Mysterious circular patches of dry, barren land have been spotted scattered across the Australian outbreak. Known as 'fairy circles', these round patterns had previously only been seen in the dry grasslands of Namibia, and were thought to be the only example anywhere in the world.
But an aerial image of the Australian outbreak has revealed that the circles appear there too, and their distribution provides further insight into how the structures form - which, despite appearances, that has more to do with water than aliens.
Fairy circles are incredibly rare, but they've been spotted in the grasslands of Namibia in southwest Africa for years. Ranging in diameter anywhere from 2 to 15 metres (7 to 50 feet), these dry patches of land form mysteriously in the middle of an otherwise uniform sea of grass.
It was generally assumed that this was the only place the patterns occurred, but recently a photo was sent to Stephan Getzin, an ecologist with the Helmholtz Centre for Environmental Research in Germany, of what looked a lot like fairy circles near Newman in Western Australia.
"I was really astonished," Getzin told The New York Times. "I couldn’t believe what I was seeing."
The circles were already well-known to the locals, but they can only be properly seen from the air, and no one had taken the time to study them properly until recently. With further research, Getzin was able to demonstrate that the structures in Australia are the same as the mysterious patterns in Namibia, despite being located more than 10,000 kilometres away.

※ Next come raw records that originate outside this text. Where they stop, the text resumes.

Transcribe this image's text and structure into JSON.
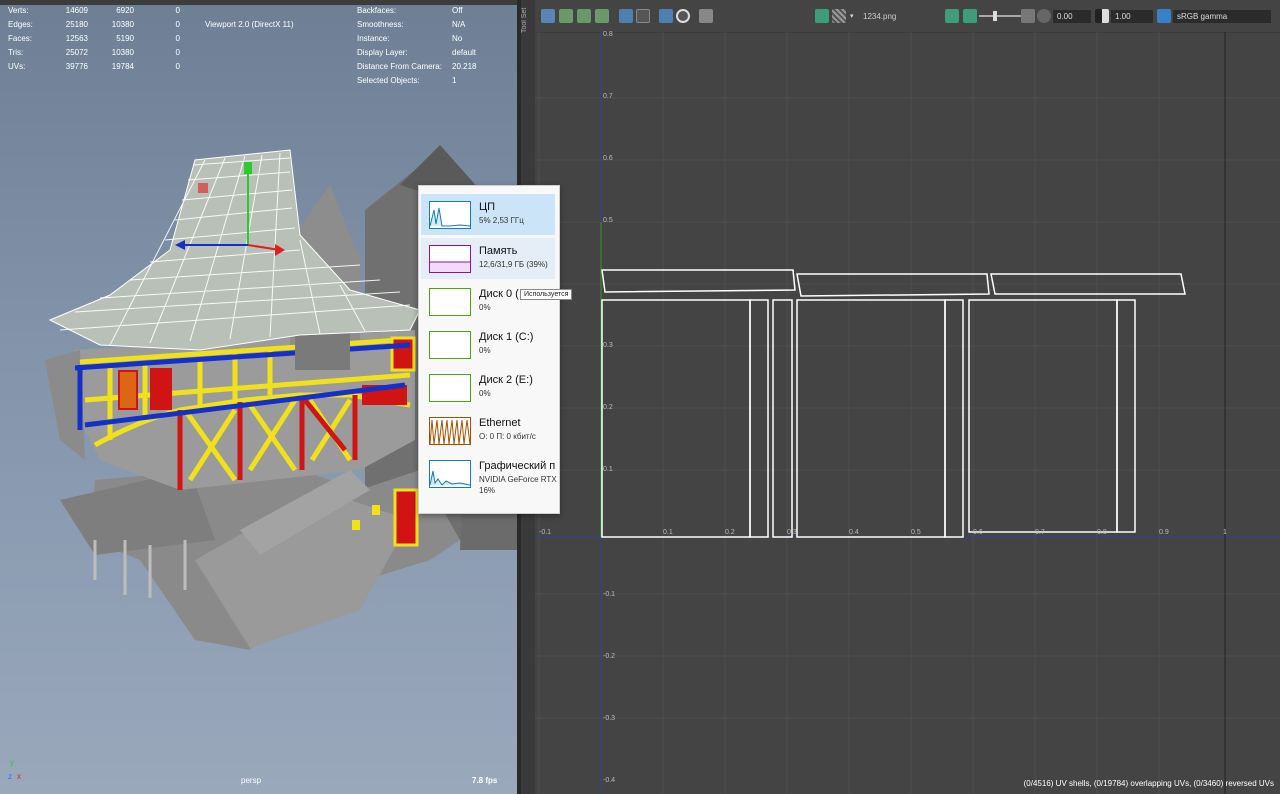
{
  "viewport": {
    "stats": [
      {
        "label": "Verts:",
        "v1": "14609",
        "v2": "6920",
        "v3": "0"
      },
      {
        "label": "Edges:",
        "v1": "25180",
        "v2": "10380",
        "v3": "0"
      },
      {
        "label": "Faces:",
        "v1": "12563",
        "v2": "5190",
        "v3": "0"
      },
      {
        "label": "Tris:",
        "v1": "25072",
        "v2": "10380",
        "v3": "0"
      },
      {
        "label": "UVs:",
        "v1": "39776",
        "v2": "19784",
        "v3": "0"
      }
    ],
    "renderer": "Viewport 2.0 (DirectX 11)",
    "info": [
      {
        "label": "Backfaces:",
        "value": "Off"
      },
      {
        "label": "Smoothness:",
        "value": "N/A"
      },
      {
        "label": "Instance:",
        "value": "No"
      },
      {
        "label": "Display Layer:",
        "value": "default"
      },
      {
        "label": "Distance From Camera:",
        "value": "20.218"
      },
      {
        "label": "Selected Objects:",
        "value": "1"
      }
    ],
    "camera": "persp",
    "fps": "7.8 fps",
    "axis_labels": {
      "y": "y",
      "x": "x",
      "z": "z"
    }
  },
  "tool_strip_label": "Tool Set",
  "uv_editor": {
    "texture_name": "1234.png",
    "exposure": "0.00",
    "gamma": "1.00",
    "color_space": "sRGB gamma",
    "status": "(0/4516) UV shells, (0/19784) overlapping UVs, (0/3460) reversed UVs",
    "axis": {
      "x_ticks": [
        "-0.1",
        "0.1",
        "0.2",
        "0.3",
        "0.4",
        "0.5",
        "0.6",
        "0.7",
        "0.8",
        "0.9",
        "1"
      ],
      "y_ticks": [
        "0.8",
        "0.7",
        "0.6",
        "0.5",
        "0.3",
        "0.2",
        "0.1",
        "-0.1",
        "-0.2",
        "-0.3",
        "-0.4"
      ]
    }
  },
  "task_manager": {
    "items": [
      {
        "name": "ЦП",
        "sub": "5%  2,53 ГГц",
        "sub2": "",
        "icon": "cpu-graph-icon",
        "color": "#117dbb"
      },
      {
        "name": "Память",
        "sub": "12,6/31,9 ГБ (39%)",
        "sub2": "",
        "icon": "memory-graph-icon",
        "color": "#8b12ae"
      },
      {
        "name": "Диск 0 (",
        "sub": "0%",
        "sub2": "",
        "icon": "disk0-graph-icon",
        "color": "#4da60c"
      },
      {
        "name": "Диск 1 (C:)",
        "sub": "0%",
        "sub2": "",
        "icon": "disk1-graph-icon",
        "color": "#4da60c"
      },
      {
        "name": "Диск 2 (E:)",
        "sub": "0%",
        "sub2": "",
        "icon": "disk2-graph-icon",
        "color": "#4da60c"
      },
      {
        "name": "Ethernet",
        "sub": "О: 0  П: 0 кбит/с",
        "sub2": "",
        "icon": "ethernet-graph-icon",
        "color": "#a74f01"
      },
      {
        "name": "Графический п",
        "sub": "NVIDIA GeForce RTX",
        "sub2": "16%",
        "icon": "gpu-graph-icon",
        "color": "#117dbb"
      }
    ],
    "tooltip": "Используется"
  }
}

So what causes these circles? One of the leading hypotheses suggests that fairy circles are caused by carbon monoxide rising up from the earth. Another idea is that termites or ants could be nibbling away at plant roots in the circular pattern.
But Getzin came up with a third hypothesis back in 2014, proposing that fairy circles form naturally as plants organise themselves to get the most amount of water available - and this new discovery supports that idea.
"The interesting thing about fairy circles is that they are spread with great regularity and homogeneity, even over vast areas, but they occur only within a narrow rainfall belt," said Getzin.
To find out more, Getzin and his team measured the water drainage and surface temperature of the Australian fairy circles, then ran computer simulations to show that the barren patches of desert allow water to permeate further, which means the same amount of liquid can support the most plants possible.
The specifics of the Australian and Namibian structures vary slightly, but they both have this same benefit.
"In Namibia, the sandy soils of the fairy circles are much more permeable and precipitation can drain away with ease," said Getzin. "The details of this mechanism are different to that in Australia. But it produces the same vegetation pattern because both systems of gaps are triggered by the same instability."
The discovery also satisfies one of the main criticisms of Getzin's work on fairy circles - if the structures naturally form due to water shortages, why don't we see them more often? It's now becoming apparent that they're not as rare as we once thought.
What's most exciting is that the research suggests there could be other fairy circles around the world that we're yet to find - and in today's world of google maps and satellite images, it's nice to know there's still a little mystery left on the planet.
"Discoveries like the Australian fairy circles are extremely rare, which makes the current study tremendously exciting," Getzin told ABC Science.
The results have been published in the Proceedings of the National Academy of Sciences.